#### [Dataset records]
──────
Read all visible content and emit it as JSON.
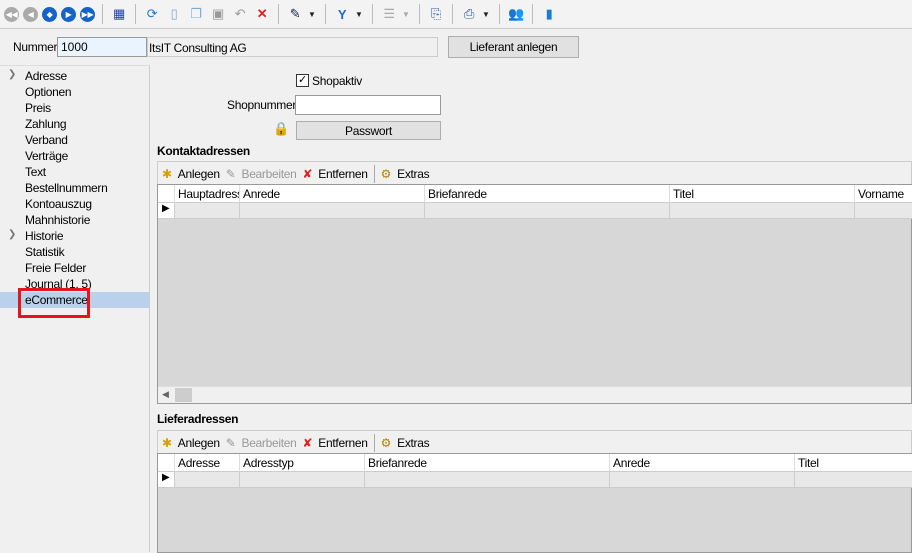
{
  "toolbar": {
    "icons": [
      "first-icon",
      "previous-icon",
      "jump-icon",
      "next-icon",
      "last-icon",
      "table-icon",
      "refresh-icon",
      "new-icon",
      "copy-icon",
      "save-icon",
      "undo-icon",
      "delete-icon",
      "pin-icon",
      "filter-icon",
      "tree-icon",
      "document-pointer-icon",
      "print-icon",
      "users-icon",
      "exit-door-icon"
    ]
  },
  "header": {
    "nummer_label": "Nummer",
    "nummer_value": "1000",
    "name_value": "ItsIT Consulting AG",
    "create_button": "Lieferant anlegen"
  },
  "sidebar": {
    "items": [
      {
        "label": "Adresse",
        "expandable": true
      },
      {
        "label": "Optionen"
      },
      {
        "label": "Preis"
      },
      {
        "label": "Zahlung"
      },
      {
        "label": "Verband"
      },
      {
        "label": "Verträge"
      },
      {
        "label": "Text"
      },
      {
        "label": "Bestellnummern"
      },
      {
        "label": "Kontoauszug"
      },
      {
        "label": "Mahnhistorie"
      },
      {
        "label": "Historie",
        "expandable": true
      },
      {
        "label": "Statistik"
      },
      {
        "label": "Freie Felder"
      },
      {
        "label": "Journal (1, 5)"
      },
      {
        "label": "eCommerce",
        "selected": true
      }
    ]
  },
  "shop": {
    "shopaktiv_label": "Shopaktiv",
    "shopaktiv_checked": true,
    "shopnummer_label": "Shopnummer",
    "shopnummer_value": "",
    "password_button": "Passwort"
  },
  "kontakt": {
    "title": "Kontaktadressen",
    "actions": {
      "add": "Anlegen",
      "edit": "Bearbeiten",
      "remove": "Entfernen",
      "extras": "Extras"
    },
    "columns": [
      "Hauptadresse",
      "Anrede",
      "Briefanrede",
      "Titel",
      "Vorname"
    ]
  },
  "liefer": {
    "title": "Lieferadressen",
    "actions": {
      "add": "Anlegen",
      "edit": "Bearbeiten",
      "remove": "Entfernen",
      "extras": "Extras"
    },
    "columns": [
      "Adresse",
      "Adresstyp",
      "Briefanrede",
      "Anrede",
      "Titel"
    ]
  },
  "colors": {
    "selection": "#b9d1ea",
    "highlight_box": "#e8141c"
  }
}
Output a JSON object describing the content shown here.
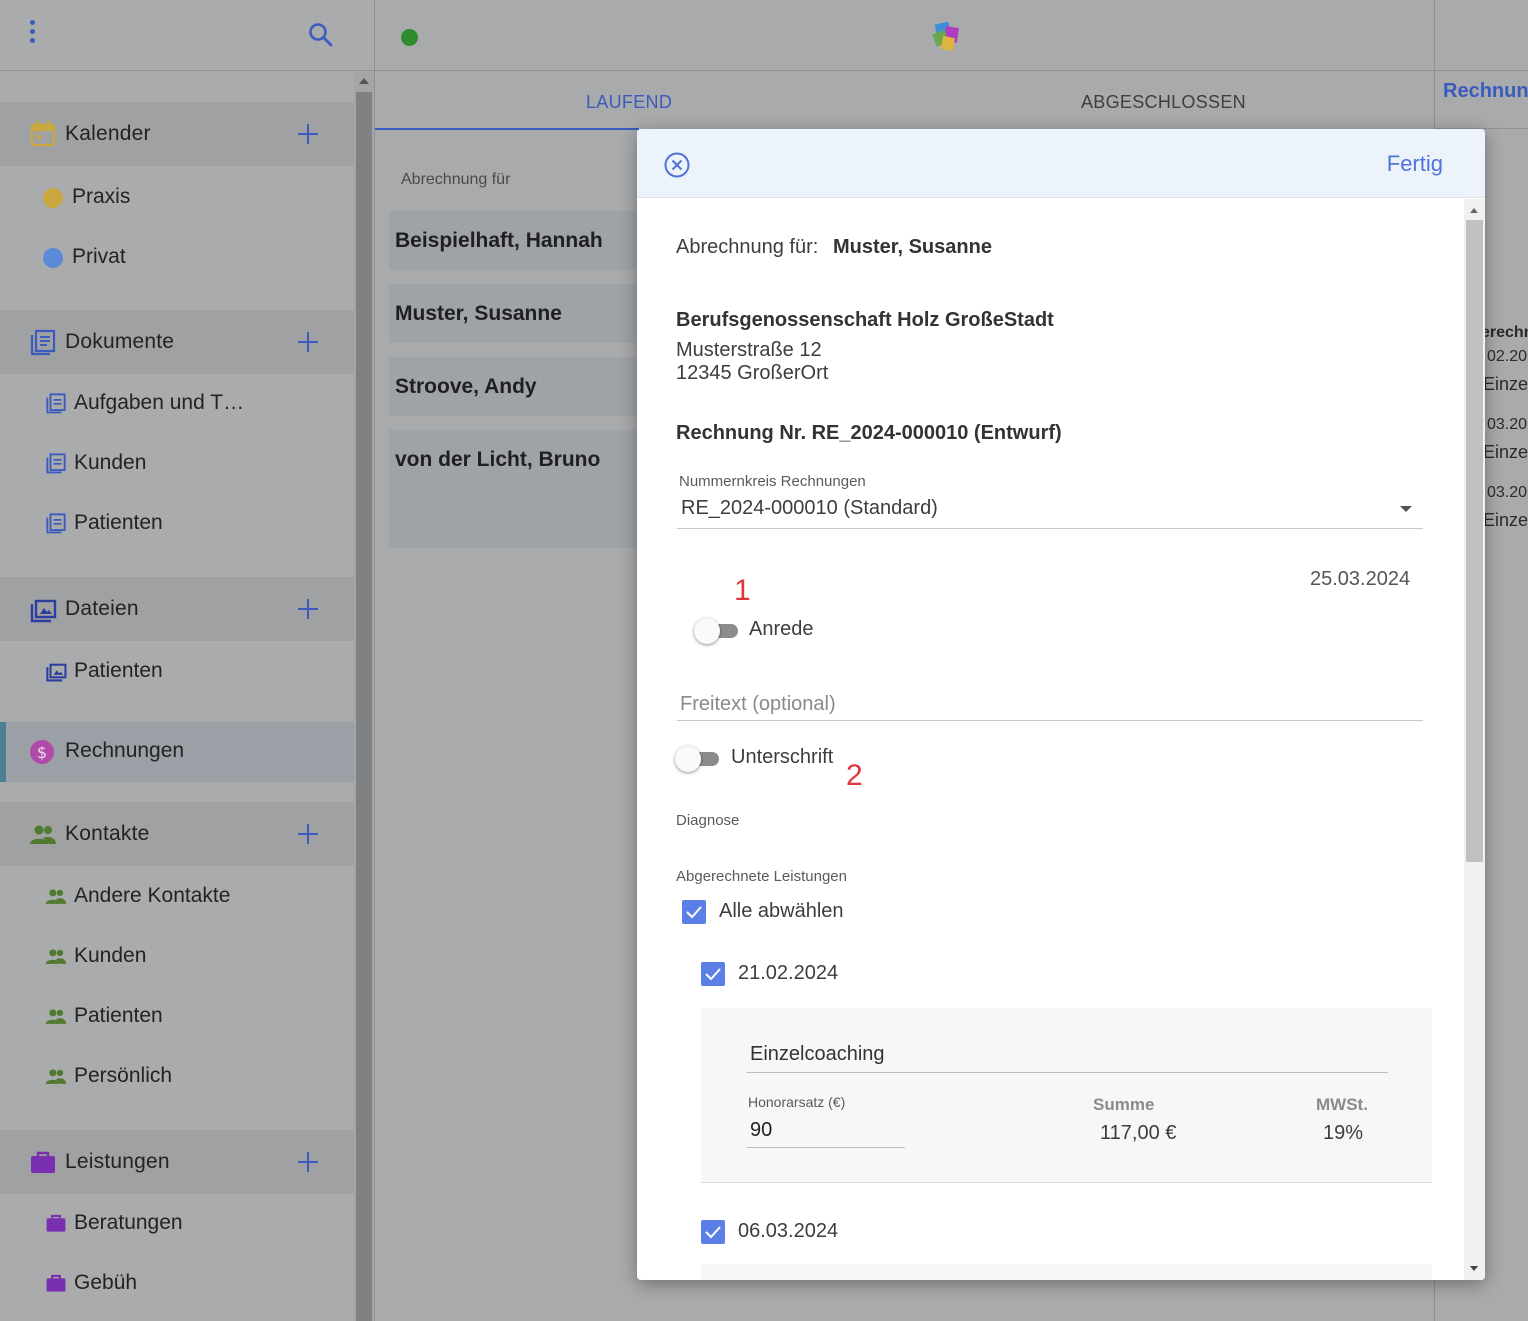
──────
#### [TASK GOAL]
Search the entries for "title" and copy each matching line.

#### [SOLUTION TO THE PROBLEM]
    "title": "Kontaktadressen",
    "title": "Lieferadressen",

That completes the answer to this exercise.